A precious new morning, a beautiful new day.
I feel energized from this sunshine,
something to be very grateful for.



It had been a long time since I was in London for any reason, but recently we had the pleasure of being invited to a luncheon with my partner’s brother and cousins, a bit of a reunion you could say, and very pleasant it was. This meant that we would take a taxi ride from the train station to the venue, and sitting in the back of the vehicle I had quite a good view behind me and also from the side windows, so out came my mobile phone and I just snapped away. Not too unhappy about the result I decided to share some of the photos here. All these photos are taken somewhere in the central area. London has so much to see architectural wise, also delightful is to see all the people passing by, normally I am very careful about photographing people, I am always conscious of not wanting to be intrusive, so I was delighted to notice that I got quite a few people in my pictures this time, I find it so interesting, such an amazing diversity of humankind to be seen in this cosmopolitan city.  I was very impressed with the beautiful contemporary architecture of Kings Cross railway station.  Like being underneath a gigantic mushroom inside!
I am also always very interested in the trees that grow in cities, they make all the difference to and add enormously to the beauty of the buildings, even, and perhaps especially in winter.   I am thinking of the boulevards in Paris, the many mulberry trees in Lisbon, the pine trees around Athens, and the plane trees in Antwerp to name but a few.    It is also good to see that trees can still form part of modern city planning, more and more so in fact.

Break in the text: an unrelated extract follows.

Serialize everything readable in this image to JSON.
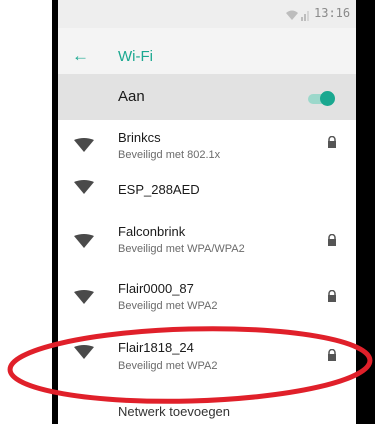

I’ve enjoy the short visit to London and after all it’s only an hour’s flight from Cork!




During last week we were privileged to make a visit to Anglesey Abbey and gardens near the village of Lode in the UK. A faint sun and a slight cold wind made the walk around the gardens pleasant enough. There was so much to be seen, I did not know where to turn may attention first. The lovely fresh snowdrops made a carpet underneath the beautiful ancient trees their branches low to the ground.
Here and there I could see some yellow aconites among the snowdrops.  Further along a splash of bright lilac among the borders were the European cyclamen.  The hellebores also gave us a most pleasing show, many different varieties.

The lanes and walk ways weave along the shrubs and trees giving off a wonderful woody scent even in winter, now and then there was a gate which opened up into a landscaped space created according to historical values, all along there are interesting sculptures, some of them covered right now against the cold weather.

The abbey itself, was established in 1236 as an Augustinian priory, and is a beautiful Jacobean building in almost white limestone.  I did not get a chance to go inside the building but took the tour around it with a guide who told us a huge amount of history about the building.  Everywhere I saw beautiful features, the layout of the out-buildings and the surrounding gardens, especially the rose garden, were nice and interesting.  I could imagine how nice the scent of all the roses during the summer months.

We did not walk as far as the mill, but I am sure that I will visit this place again as we are due back in the area during the summer.  The place is in care of the National Trust by the way.

I do hope that you enjoy my photos, it just goes to show that even during the winter months there is so much to see and enjoy in nature, something to be very grateful for.